- YOUR INSTRUCTIONS
The listing that follows is to be output in full and without change.

- INFORMATION PROVIDED
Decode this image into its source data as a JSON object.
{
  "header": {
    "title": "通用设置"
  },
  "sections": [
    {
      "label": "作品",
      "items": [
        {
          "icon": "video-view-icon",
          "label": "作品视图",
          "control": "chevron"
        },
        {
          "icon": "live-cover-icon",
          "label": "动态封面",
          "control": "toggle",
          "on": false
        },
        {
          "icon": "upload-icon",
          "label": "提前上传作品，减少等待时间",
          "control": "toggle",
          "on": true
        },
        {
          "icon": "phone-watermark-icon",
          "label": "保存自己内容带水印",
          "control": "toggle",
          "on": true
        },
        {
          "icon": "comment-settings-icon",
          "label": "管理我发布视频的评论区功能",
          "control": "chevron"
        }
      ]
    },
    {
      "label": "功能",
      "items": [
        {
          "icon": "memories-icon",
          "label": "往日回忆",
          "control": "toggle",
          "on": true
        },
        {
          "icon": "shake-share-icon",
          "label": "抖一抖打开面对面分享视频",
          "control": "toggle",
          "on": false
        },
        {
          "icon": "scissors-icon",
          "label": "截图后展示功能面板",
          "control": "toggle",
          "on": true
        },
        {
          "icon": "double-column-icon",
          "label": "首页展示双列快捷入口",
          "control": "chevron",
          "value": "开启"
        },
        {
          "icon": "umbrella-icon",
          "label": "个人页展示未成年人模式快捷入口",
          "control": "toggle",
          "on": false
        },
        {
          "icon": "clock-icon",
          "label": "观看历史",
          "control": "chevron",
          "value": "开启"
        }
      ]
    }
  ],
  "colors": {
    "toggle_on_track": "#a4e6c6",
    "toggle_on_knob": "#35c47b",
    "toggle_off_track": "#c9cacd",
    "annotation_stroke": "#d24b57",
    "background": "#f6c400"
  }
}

- OUTPUT
Decode this image into its source data as a JSON object.
{
  "header": {
    "title": "通用设置"
  },
  "sections": [
    {
      "label": "作品",
      "items": [
        {
          "icon": "video-view-icon",
          "label": "作品视图",
          "control": "chevron"
        },
        {
          "icon": "live-cover-icon",
          "label": "动态封面",
          "control": "toggle",
          "on": false
        },
        {
          "icon": "upload-icon",
          "label": "提前上传作品，减少等待时间",
          "control": "toggle",
          "on": true
        },
        {
          "icon": "phone-watermark-icon",
          "label": "保存自己内容带水印",
          "control": "toggle",
          "on": true
        },
        {
          "icon": "comment-settings-icon",
          "label": "管理我发布视频的评论区功能",
          "control": "chevron"
        }
      ]
    },
    {
      "label": "功能",
      "items": [
        {
          "icon": "memories-icon",
          "label": "往日回忆",
          "control": "toggle",
          "on": true
        },
        {
          "icon": "shake-share-icon",
          "label": "抖一抖打开面对面分享视频",
          "control": "toggle",
          "on": false
        },
        {
          "icon": "scissors-icon",
          "label": "截图后展示功能面板",
          "control": "toggle",
          "on": true
        },
        {
          "icon": "double-column-icon",
          "label": "首页展示双列快捷入口",
          "control": "chevron",
          "value": "开启"
        },
        {
          "icon": "umbrella-icon",
          "label": "个人页展示未成年人模式快捷入口",
          "control": "toggle",
          "on": false
        },
        {
          "icon": "clock-icon",
          "label": "观看历史",
          "control": "chevron",
          "value": "开启"
        }
      ]
    }
  ],
  "colors": {
    "toggle_on_track": "#a4e6c6",
    "toggle_on_knob": "#35c47b",
    "toggle_off_track": "#c9cacd",
    "annotation_stroke": "#d24b57",
    "background": "#f6c400"
  }
}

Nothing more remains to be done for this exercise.